Newton vs. Toot

This was one of those not-much-posting days (for me, I mean; not for our bloggers covering the election, who continue to deliver the goods). So as a combination of compensation and sheer filler, here’s a little flashback to a show that was on all the time when I was a kid — and I know for a fact that I was not the only one in my neighbourhood who watched it. I was at this birthday party where the entertainer was one of those “man of a thousand voices” types, and one of the voices he did was Newton. Or, should I say “Was Newton, Was Newton.” It was pretty good, too (pretty good, too) and most of the kids in the room seemed to respond with delighted recognition. Unfortunately, as I recall, he didn’t do Daedalus, who was voiced by Jack “Popeye” Mercer (the show was put together by people from the Paramount/Famous cartoon studio after it shut down). Nor did he sing the theme song, which was really cool even by the surprisingly high standards of these cheap ’60s cartoons that TV stations showed as filler (or CanCon, since many of them were U.S./Canada co-productions). All the best work seemed to go into the songs on shows like Rocket Robin Hood or Spider-Man.

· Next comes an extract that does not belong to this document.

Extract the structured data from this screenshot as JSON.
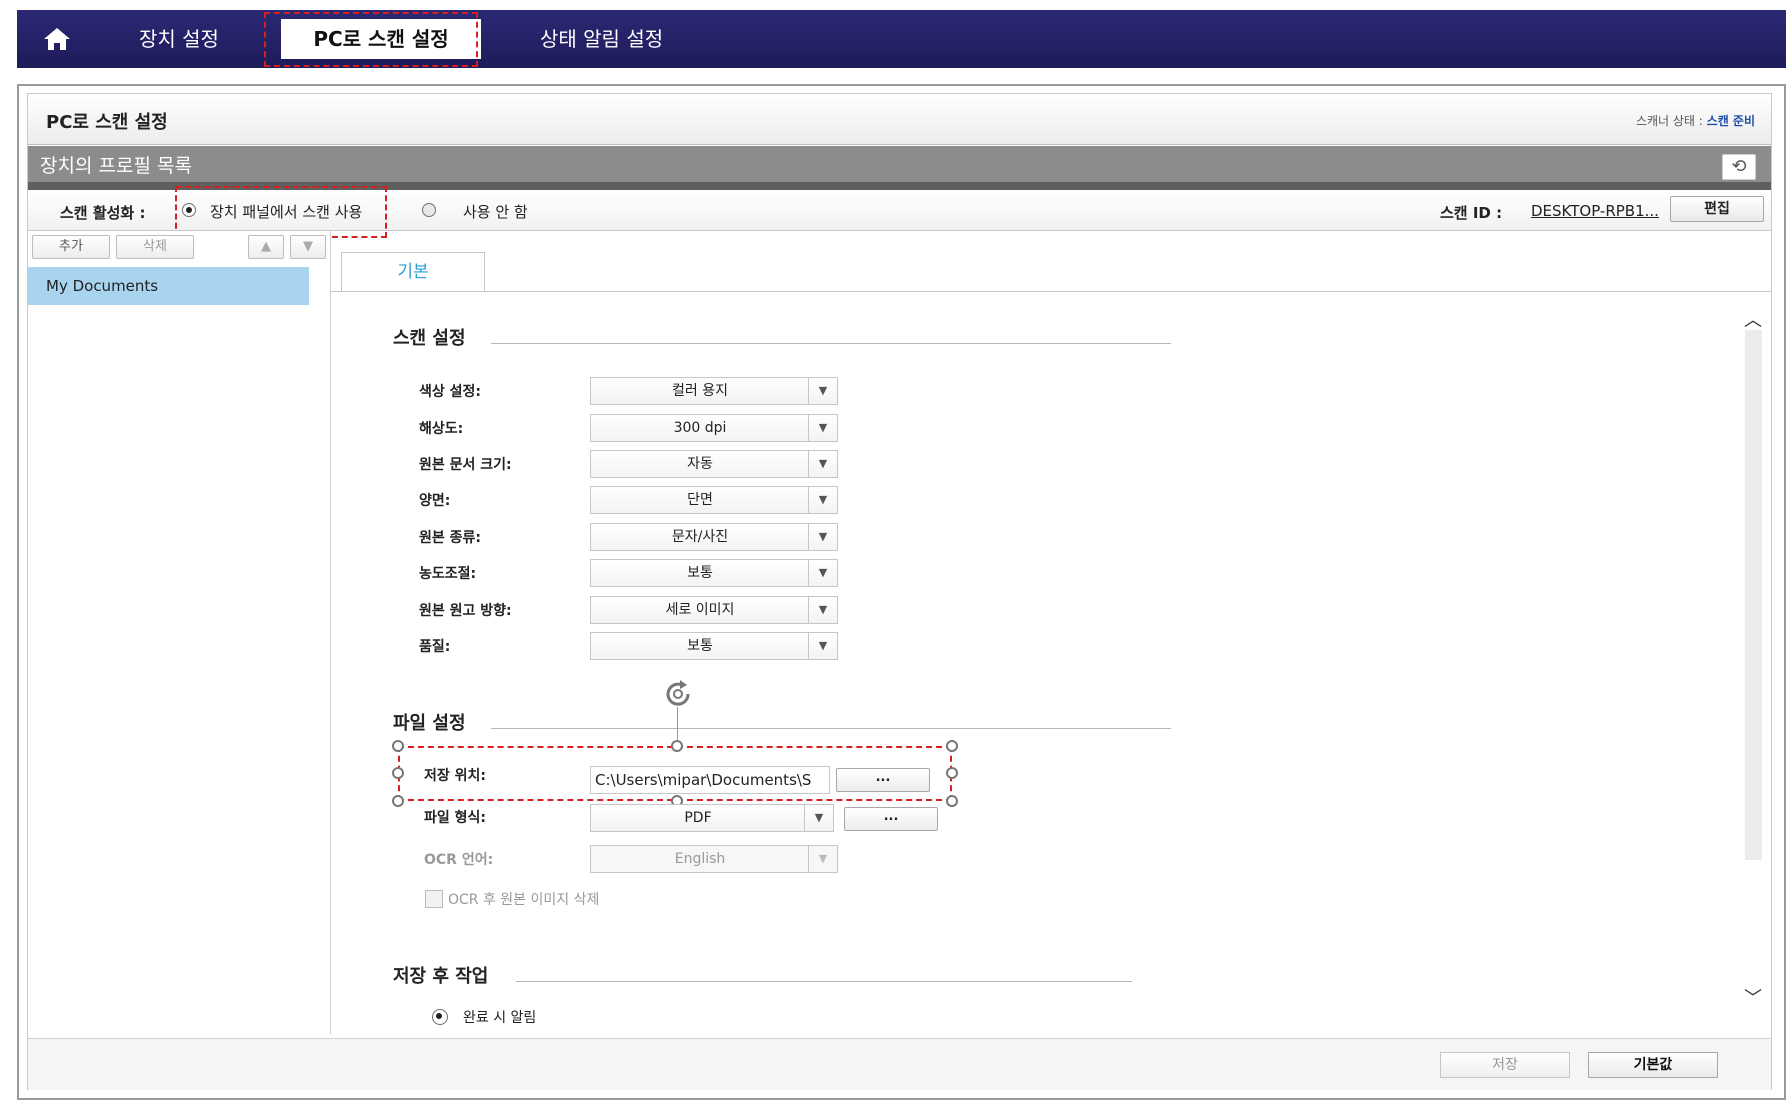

The fact that a lot of us watched it and recognized the characters doesn’t prove that the show was good; I don’t know for sure that anyone really thought that. In fact, I think it was a formative moment in recognizing bad storytelling. When you’re a child, you frequently don’t notice (or care about) plot holes or repetitive stories, but with “The Mighty Hercules” I finally started to notice that the show really seemed to reach to find reasons for Hercules to be stripped of his powers or not put on his magic ring. (The ring was basically his equivalent of spinach.) Then I noticed that the plots seemed to be exactly the same every time. The tipping point was this villain (also voiced by Mercer) with a garbage can on his head, who called the can “The Mask of Vulcan” and claimed it made him invincible. When I saw them find one excuse to knock the can off his head, that was fine. When I saw them do it several times, a lightbulb went on in my childish head and I realized: this show has writers, and they’re not doing a very good job.